Fly ash samples from two different generating plants have been examined by laser light scattering techniques. Individual particles below ∼3-µm diam, found to be primarily spherical, were electrostatically levitated in a single-particle light scattering photometer while their differential light scattering (DLS) patterns were recorded. During this measurement period, the relative humidity within the scattering cell could be varied to study the water accretion properties of the suspended particle. The recorded DLS patterns are used to derive the complex refractive index, size, and accreted layer thickness of the particle. Each particle appears to have a different refractive index, probably indicative of the varied microscopic conditions of formation.
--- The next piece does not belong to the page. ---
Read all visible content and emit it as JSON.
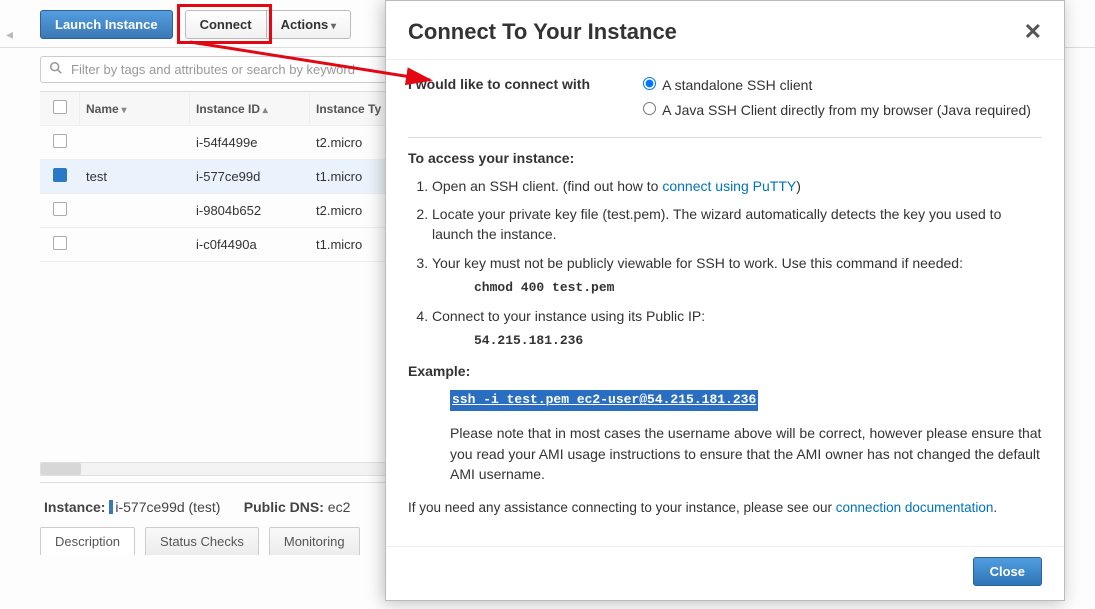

Even at very high relative humidities, the fly ash particle surface does not appear to have a natural affinity for water, contrary to popular expectations.
© 1980 Optical Society of America
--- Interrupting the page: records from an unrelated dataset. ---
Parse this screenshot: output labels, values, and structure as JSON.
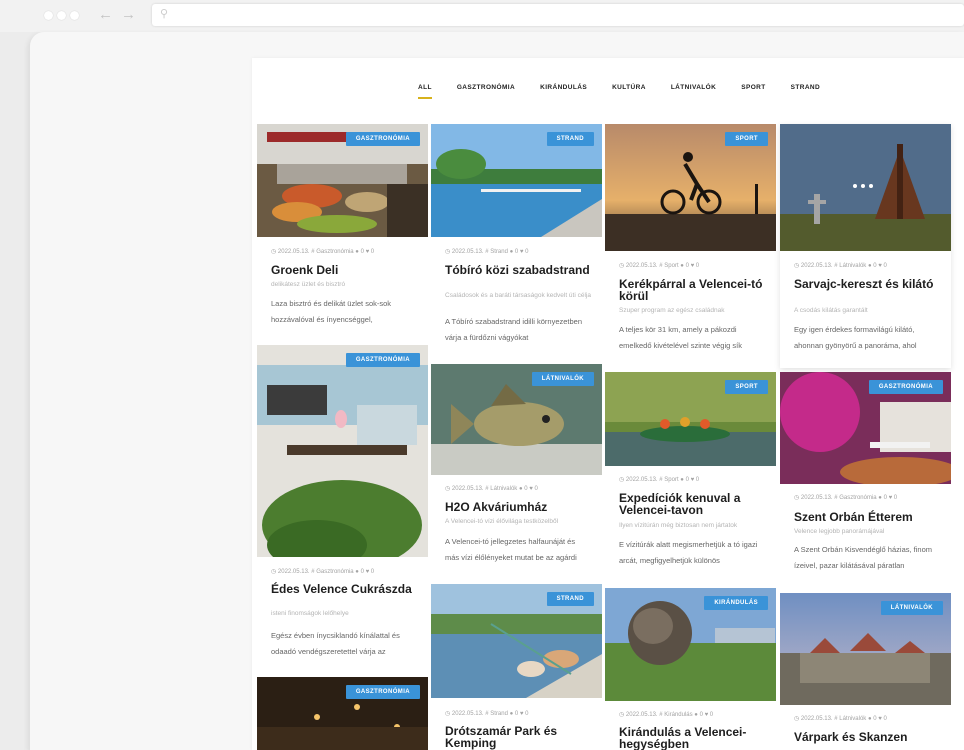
{
  "filters": [
    "ALL",
    "GASZTRONÓMIA",
    "KIRÁNDULÁS",
    "KULTÚRA",
    "LÁTNIVALÓK",
    "SPORT",
    "STRAND"
  ],
  "cards": [
    {
      "badge": "GASZTRONÓMIA",
      "meta": "◷ 2022.05.13. # Gasztronómia   ● 0   ♥ 0",
      "title": "Groenk Deli",
      "sub": "delikátesz üzlet és bisztró",
      "desc": "Laza bisztró és delikát üzlet sok-sok hozzávalóval és ínyencséggel,"
    },
    {
      "badge": "STRAND",
      "meta": "◷ 2022.05.13. # Strand   ● 0   ♥ 0",
      "title": "Tóbíró közi szabadstrand",
      "sub": "Családosok és a baráti társaságok kedvelt úti célja",
      "desc": "A Tóbíró szabadstrand idilli környezetben várja a fürdőzni vágyókat"
    },
    {
      "badge": "SPORT",
      "meta": "◷ 2022.05.13. # Sport   ● 0   ♥ 0",
      "title": "Kerékpárral a Velencei-tó körül",
      "sub": "Szuper program az egész családnak",
      "desc": "A teljes kör 31 km, amely a pákozdi emelkedő kivételével szinte végig sík"
    },
    {
      "badge": "",
      "meta": "◷ 2022.05.13. # Látnivalók   ● 0   ♥ 0",
      "title": "Sarvajc-kereszt és kilátó",
      "sub": "A csodás kilátás garantált",
      "desc": "Egy igen érdekes formavilágú kilátó, ahonnan gyönyörű a panoráma, ahol"
    },
    {
      "badge": "GASZTRONÓMIA",
      "meta": "◷ 2022.05.13. # Gasztronómia   ● 0   ♥ 0",
      "title": "Édes Velence Cukrászda",
      "sub": "isteni finomságok lelőhelye",
      "desc": "Egész évben ínycsiklandó kínálattal és odaadó vendégszeretettel várja az"
    },
    {
      "badge": "LÁTNIVALÓK",
      "meta": "◷ 2022.05.13. # Látnivalók   ● 0   ♥ 0",
      "title": "H2O Akváriumház",
      "sub": "A Velencei-tó vízi élővilága testközelből",
      "desc": "A Velencei-tó jellegzetes halfaunáját és más vízi élőlényeket mutat be az agárdi"
    },
    {
      "badge": "SPORT",
      "meta": "◷ 2022.05.13. # Sport   ● 0   ♥ 0",
      "title": "Expedíciók kenuval a Velencei-tavon",
      "sub": "Ilyen vízitúrán még biztosan nem jártatok",
      "desc": "E vízitúrák alatt megismerhetjük a tó igazi arcát, megfigyelhetjük különös"
    },
    {
      "badge": "GASZTRONÓMIA",
      "meta": "◷ 2022.05.13. # Gasztronómia   ● 0   ♥ 0",
      "title": "Szent Orbán Étterem",
      "sub": "Velence legjobb panorámájával",
      "desc": "A Szent Orbán Kisvendéglő házias, finom ízeivel, pazar kilátásával páratlan"
    },
    {
      "badge": "GASZTRONÓMIA",
      "meta": "",
      "title": "",
      "sub": "",
      "desc": ""
    },
    {
      "badge": "STRAND",
      "meta": "◷ 2022.05.13. # Strand   ● 0   ♥ 0",
      "title": "Drótszamár Park és Kemping",
      "sub": "",
      "desc": ""
    },
    {
      "badge": "KIRÁNDULÁS",
      "meta": "◷ 2022.05.13. # Kirándulás   ● 0   ♥ 0",
      "title": "Kirándulás a Velencei-hegységben",
      "sub": "",
      "desc": ""
    },
    {
      "badge": "LÁTNIVALÓK",
      "meta": "◷ 2022.05.13. # Látnivalók   ● 0   ♥ 0",
      "title": "Várpark és Skanzen",
      "sub": "",
      "desc": ""
    }
  ],
  "colors": {
    "accent": "#d7b21c",
    "badge": "#3a93d8"
  }
}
Philip J. Wyatt, "Some chemical, physical, and optical properties of fly ash particles," Appl. Opt. 19, 975-983 (1980)